• Work instruction: Wherever an image appears in the records, exclude it, and reproduce everything else exactly.

____

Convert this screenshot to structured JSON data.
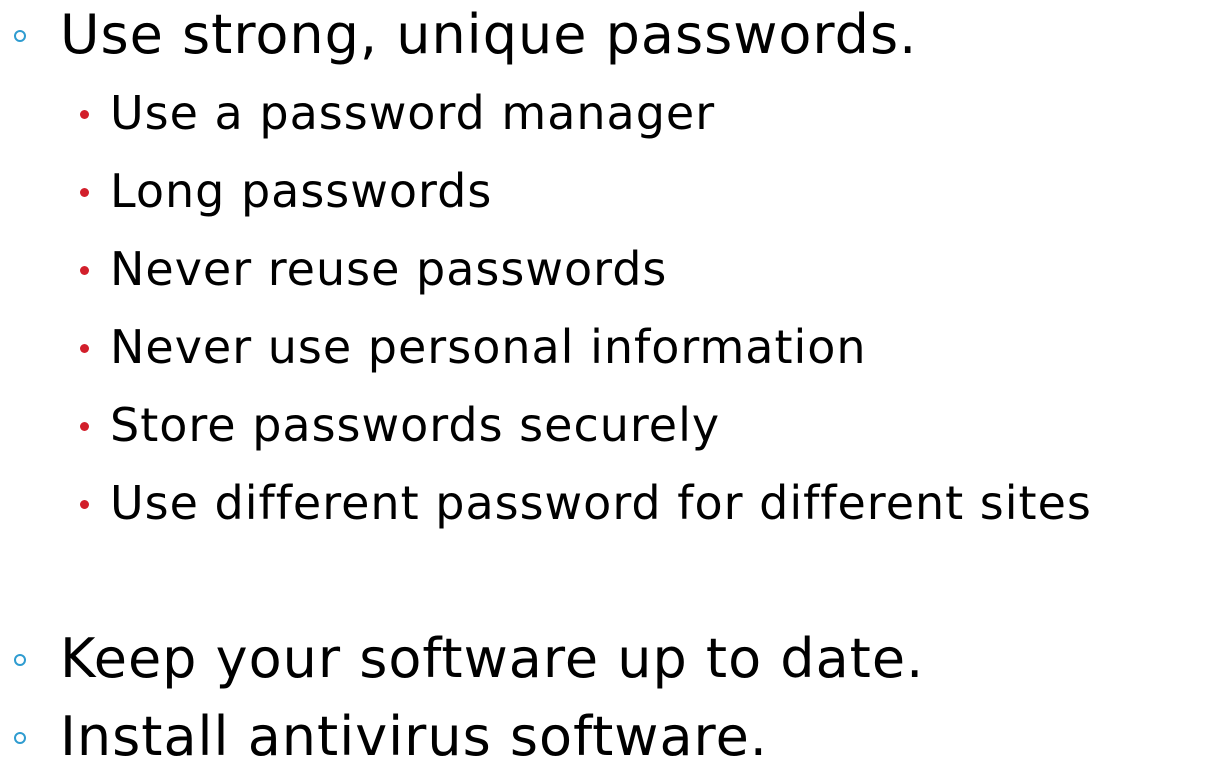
{
  "slide": {
    "colors": {
      "level1_marker": "#2f9cd0",
      "level2_marker": "#d21f2b"
    },
    "items": [
      {
        "text": "Use strong, unique passwords.",
        "subitems": [
          "Use a password manager",
          "Long passwords",
          "Never reuse passwords",
          "Never use personal information",
          "Store passwords securely",
          "Use different password for different sites"
        ]
      },
      {
        "text": "Keep your software up to date."
      },
      {
        "text": "Install antivirus software."
      }
    ]
  }
}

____

• Answer:
Convert this screenshot to structured JSON data.
{
  "slide": {
    "colors": {
      "level1_marker": "#2f9cd0",
      "level2_marker": "#d21f2b"
    },
    "items": [
      {
        "text": "Use strong, unique passwords.",
        "subitems": [
          "Use a password manager",
          "Long passwords",
          "Never reuse passwords",
          "Never use personal information",
          "Store passwords securely",
          "Use different password for different sites"
        ]
      },
      {
        "text": "Keep your software up to date."
      },
      {
        "text": "Install antivirus software."
      }
    ]
  }
}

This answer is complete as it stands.